If you go
What: “Inspecting Carol”
Where: The Youngstown Playhouse
When: 7:30 p.m. Friday, Saturday, Dec. 17 and 18; and 2:30 p.m. Dec. 12 and 19.
Tickets: Call 330-788-8739
Glenwood Ave., Youngstown
Despite a 25-year-plus career in local community theater as actor, director and writer, Brian Lee had never directed a show at the Youngstown Playhouse before. Until now. “Inspecting Carol,” Daniel L. Sullivan’s Christmas-themed comedy, marks Lee’s Playhouse directing debut. In a recent interview, Lee discussed what the experience was like and why laughter is the best holiday present of all.
Q. “Inspecting Carol” has been described as a cross between Gogol’s “The Inspector General” and Dickens’ “A Christmas Carol.” Could you give a brief synopsis of the plot for readers who might not be familiar with the play?
A. I also think it has a bit of (Michael Frayn’s) “Noises Off” in it as well. Basically, the show is about a struggling fictional Midwestern theater company that’s been turned down for a grant from the National Endowment for the Arts. To see if they qualify, the NEA is sending an inspector to see whether they’re putting out a quality product — in this case, it’s their annual cash cow, “A Christmas Carol.” The grant could give them the $30,000 they need to continue operating. Unfortunately, they’re the craziest, most dysfunctional group of actors ever put on a stage, and everything that could go wrong does. It’s one of the funniest scripts I’ve read in a long time. And if it makes me laugh out loud while reading it, it’ll be even funnier on stage.

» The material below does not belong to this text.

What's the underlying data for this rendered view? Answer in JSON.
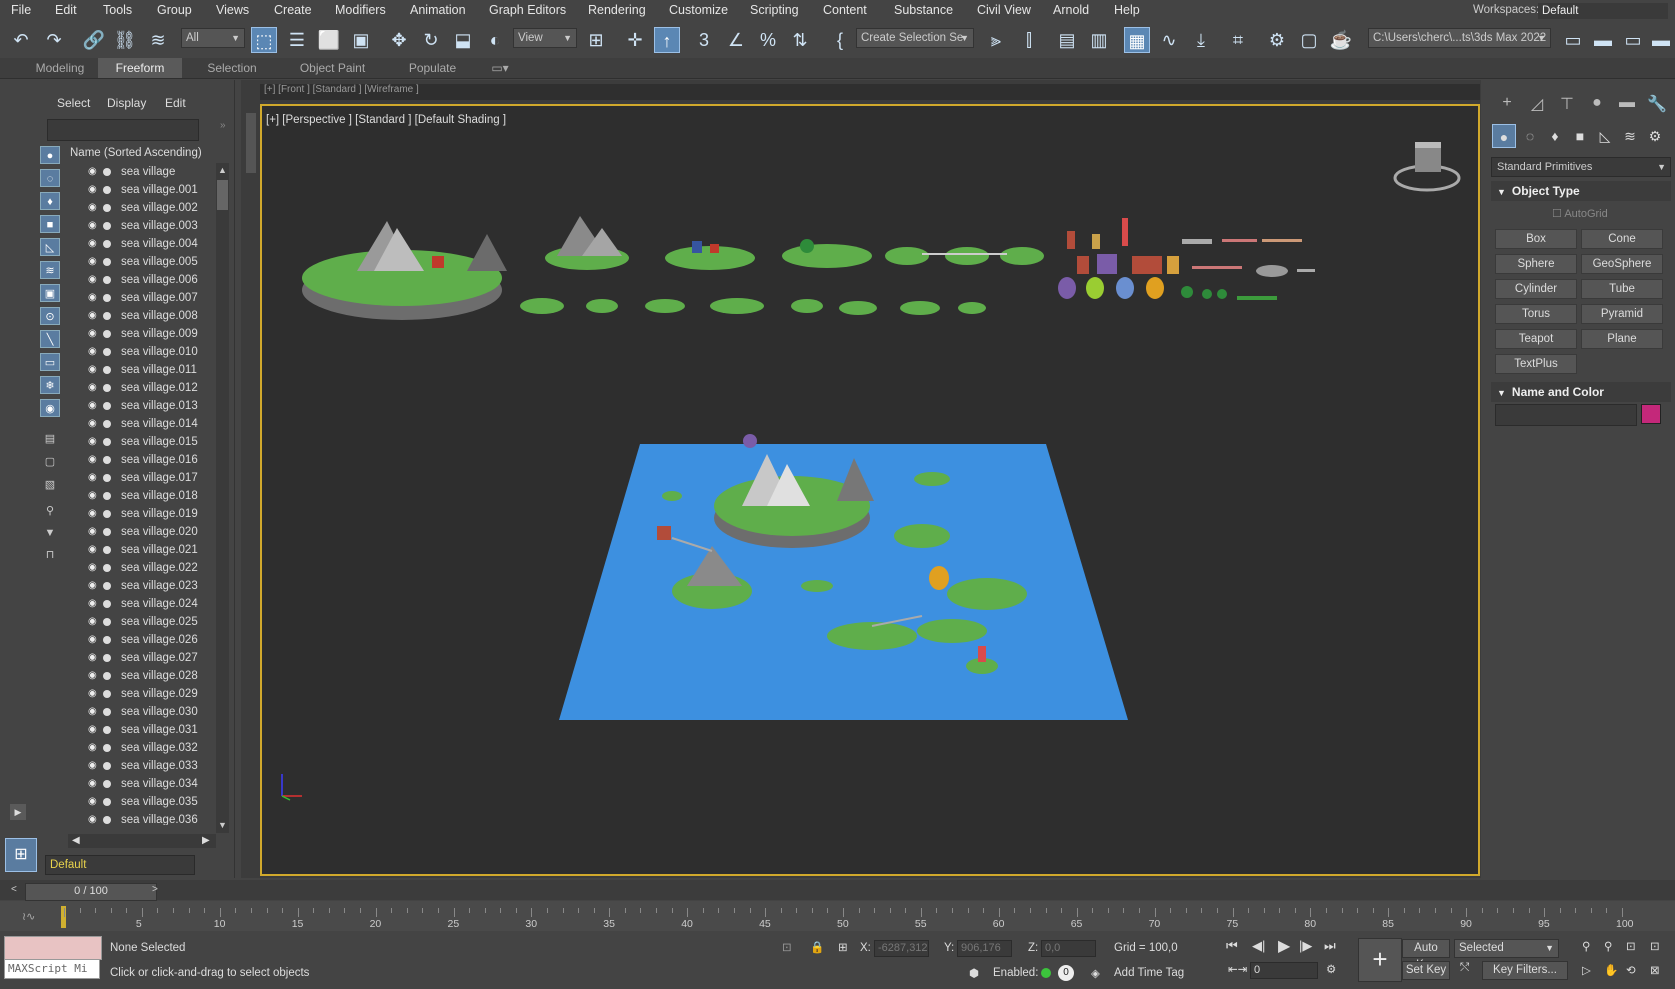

Q. Do you feel any added pressure following in the heels of two brand-name Playhouse box-office bonanzas like “Chicago” and “Macbeth” with a play that’s not particularly well-known in this area?
A. Not at all. I feel that I’m in good company with those wonderful productions. I believe we’re all part of the Playhouse’s comeback, and I’m happy to contribute in any way. This is really an exciting time for the arts in the Youngstown area.
Q. Who’s appearing in “Carol”?
A. I was blessed with a who’s-who of the best comedic actors around. First the ladies: Molly Galano, Connie Cassidy, Dawn Rogers and Terri Wilkes. And the gentlemen: Jason Green, Dave Wolford, Rick Haldi, Johnny R. Herbert, Tom O’Donnell and Terry Shears. Plus, two wonderful young men, Jacob Nash and Kai Rogers. I can’t go wrong.
Q. What’s the most challenging thing about directing a show in a space as large as the Playhouse’s main stage?
A. Comedy can be a special challenge because of it’s intimacy. Sometimes a larger space loses some of that. But, so far, the chemistry of my wonderful actors is reading so well that I don’t see any problem. What helps is that we’re all old friends, and I’ve done shows with everyone before. That camaraderie leaks onto the stage, and I’m hoping the audience will have as much fun as we’re having.
Q. As someone who’s both acted and directed in your 25-year community-theater career, which role do you feel most comfortable in?
A. Recently I enjoyed playing Fortunato in the Victorian Players’ Halloween Poe show. It was a very physically demanding role, right up to breaking my arm during the closing performance (laughs). But “comfortable”? I would have to say Dr. Watson in “Sherlock Holmes’ Final Adventure” at the Vic. Now that covered the whole gamut of stage acting. Directing provides a different type of satisfaction, though. Watching the entire show come together is great. So in answer to your question, I think that I enjoy both (disciplines) equally.
Q. What’s next on your plate — as director or actor?
A. Well, right now I’m going to let my arm heal and turn to writing for a bit. I have an idea for a new script that I started last year, and now seems like a good time to dust it off and get to work. It’s a psychological thriller about an all-night interrogation in a police precinct between a serial killer and a cop who’s made it his obsession to catch him: a two-character one-act that turns into an intense mental chess game. I haven’t written a drama for years, so it should be fun. Until then, I’m ready to give the best Christmas gift there is: laughter.